======== Records to process ========

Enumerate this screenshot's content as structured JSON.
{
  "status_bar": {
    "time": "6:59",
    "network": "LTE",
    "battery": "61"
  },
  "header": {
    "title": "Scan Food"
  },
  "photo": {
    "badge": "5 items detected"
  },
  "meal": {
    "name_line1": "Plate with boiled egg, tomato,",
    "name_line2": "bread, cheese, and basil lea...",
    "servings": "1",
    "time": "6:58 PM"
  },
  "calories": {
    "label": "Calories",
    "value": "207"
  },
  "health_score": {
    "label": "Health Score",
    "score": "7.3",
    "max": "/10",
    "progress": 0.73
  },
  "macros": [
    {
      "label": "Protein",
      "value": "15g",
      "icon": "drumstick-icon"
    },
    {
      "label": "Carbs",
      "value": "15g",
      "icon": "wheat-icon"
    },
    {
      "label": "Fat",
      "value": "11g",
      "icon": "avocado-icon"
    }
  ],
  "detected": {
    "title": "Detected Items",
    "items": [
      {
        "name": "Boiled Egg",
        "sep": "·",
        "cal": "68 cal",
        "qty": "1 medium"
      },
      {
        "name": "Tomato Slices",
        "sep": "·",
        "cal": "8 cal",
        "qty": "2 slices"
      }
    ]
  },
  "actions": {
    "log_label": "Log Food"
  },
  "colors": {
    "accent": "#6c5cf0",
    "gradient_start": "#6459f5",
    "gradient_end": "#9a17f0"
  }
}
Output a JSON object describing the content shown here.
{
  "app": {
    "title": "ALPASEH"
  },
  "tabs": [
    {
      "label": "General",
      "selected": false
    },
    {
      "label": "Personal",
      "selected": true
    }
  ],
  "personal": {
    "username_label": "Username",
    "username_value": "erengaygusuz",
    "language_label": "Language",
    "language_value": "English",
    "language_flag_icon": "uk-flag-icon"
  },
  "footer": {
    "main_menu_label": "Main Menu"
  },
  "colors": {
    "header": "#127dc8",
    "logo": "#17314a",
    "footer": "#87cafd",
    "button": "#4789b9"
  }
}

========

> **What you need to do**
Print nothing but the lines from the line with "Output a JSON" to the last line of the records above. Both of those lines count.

> **Finished task**
Output a JSON object describing the content shown here.
{
  "app": {
    "title": "ALPASEH"
  },
  "tabs": [
    {
      "label": "General",
      "selected": false
    },
    {
      "label": "Personal",
      "selected": true
    }
  ],
  "personal": {
    "username_label": "Username",
    "username_value": "erengaygusuz",
    "language_label": "Language",
    "language_value": "English",
    "language_flag_icon": "uk-flag-icon"
  },
  "footer": {
    "main_menu_label": "Main Menu"
  },
  "colors": {
    "header": "#127dc8",
    "logo": "#17314a",
    "footer": "#87cafd",
    "button": "#4789b9"
  }
}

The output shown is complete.